Global warming isn’t coming along great.

And, again, the NYT would love you to believe that everything I wrote was 100% correct. The same thing that drove the NYT’s article about the impending extinction of penguins is also why so much of what we’re hearing these days is so wrong.

The NYT is no stranger to trying to scare our readership, and, as you probably know by now, they are pretty good at it. The story that first got me thinking that the NYT’s climate scare story was wrong was a series of five articles in January 2013, which all claimed that global warming was causing widespread melting of polar ice caps and Greenland and that this was causing “catastrophic sea level rise”.

The initial three pieces were from the NYT’s GlobalPost and were widely shared among their readers.

I wasn’t able to find any hard evidence for either article I found, and I even contacted their PR de우리카지노partment for verification that they existed.
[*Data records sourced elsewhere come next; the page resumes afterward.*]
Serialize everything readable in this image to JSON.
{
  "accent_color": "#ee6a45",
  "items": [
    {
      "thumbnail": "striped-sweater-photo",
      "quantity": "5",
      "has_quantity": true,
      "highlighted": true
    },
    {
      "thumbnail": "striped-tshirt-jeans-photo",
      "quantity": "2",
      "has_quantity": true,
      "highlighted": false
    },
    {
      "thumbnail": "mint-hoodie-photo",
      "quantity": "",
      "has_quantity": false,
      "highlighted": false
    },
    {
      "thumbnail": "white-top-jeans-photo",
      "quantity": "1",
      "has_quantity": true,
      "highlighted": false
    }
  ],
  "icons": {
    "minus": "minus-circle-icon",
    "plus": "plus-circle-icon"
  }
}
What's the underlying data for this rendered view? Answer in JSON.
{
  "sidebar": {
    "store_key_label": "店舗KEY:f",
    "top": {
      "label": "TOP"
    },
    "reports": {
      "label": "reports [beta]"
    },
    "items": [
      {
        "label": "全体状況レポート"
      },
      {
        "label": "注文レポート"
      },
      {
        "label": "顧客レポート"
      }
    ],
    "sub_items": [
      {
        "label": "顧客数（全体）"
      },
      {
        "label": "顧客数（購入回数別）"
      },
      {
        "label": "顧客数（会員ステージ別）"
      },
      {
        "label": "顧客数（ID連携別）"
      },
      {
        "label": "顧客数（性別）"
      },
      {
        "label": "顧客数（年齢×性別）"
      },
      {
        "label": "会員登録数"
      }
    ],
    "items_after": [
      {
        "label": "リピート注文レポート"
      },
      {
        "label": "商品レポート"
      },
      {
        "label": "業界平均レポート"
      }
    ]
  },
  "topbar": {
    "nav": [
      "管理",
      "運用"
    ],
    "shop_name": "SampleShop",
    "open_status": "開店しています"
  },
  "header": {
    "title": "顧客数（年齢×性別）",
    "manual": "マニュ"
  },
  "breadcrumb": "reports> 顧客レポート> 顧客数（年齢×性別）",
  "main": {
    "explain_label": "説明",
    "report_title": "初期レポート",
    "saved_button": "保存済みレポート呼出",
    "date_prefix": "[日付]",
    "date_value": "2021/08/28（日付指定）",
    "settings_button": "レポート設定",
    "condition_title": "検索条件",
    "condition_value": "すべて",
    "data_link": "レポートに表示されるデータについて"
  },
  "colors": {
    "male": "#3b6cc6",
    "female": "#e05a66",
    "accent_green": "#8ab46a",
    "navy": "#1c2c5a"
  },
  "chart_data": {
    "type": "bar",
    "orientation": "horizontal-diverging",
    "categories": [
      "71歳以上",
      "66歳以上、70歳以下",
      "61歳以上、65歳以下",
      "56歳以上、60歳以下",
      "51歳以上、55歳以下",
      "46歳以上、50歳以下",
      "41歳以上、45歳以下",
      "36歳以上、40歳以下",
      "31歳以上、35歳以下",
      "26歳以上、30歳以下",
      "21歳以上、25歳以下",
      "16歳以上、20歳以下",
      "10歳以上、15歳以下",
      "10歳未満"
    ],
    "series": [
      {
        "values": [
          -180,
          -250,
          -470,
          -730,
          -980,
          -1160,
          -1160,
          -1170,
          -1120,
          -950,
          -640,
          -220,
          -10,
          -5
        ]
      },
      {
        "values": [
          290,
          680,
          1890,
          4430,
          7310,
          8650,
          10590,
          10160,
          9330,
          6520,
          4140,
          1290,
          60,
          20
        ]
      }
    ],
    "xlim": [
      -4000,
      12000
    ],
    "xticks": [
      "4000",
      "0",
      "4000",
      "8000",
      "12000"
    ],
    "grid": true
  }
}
As it turns out, there’s no evidence on their website of any scientific evidence for their article which, as they state in the article, was not based on “an indep바카라endent analysis” or research which is not peer-reviewed.

So, as far as I can tell, The New York Times couldn’t even provide a single credible evidence that the articles in question came from them.

The NYT’s response to this is that one of their PR people reached out to a lawyer who has worked with the newspaper for years, and he was able to get The New York Times to sign an agreement with the publisher, which essentially said “no surprises”.

The contract, signed by The New York Times Press and Information Services, says:

We recognize and honor our responsibility under the contract for not producing reports that can be used for purposes other than those which are expressly permitted under our agreement. Accordingly, by signing this agreement, you agre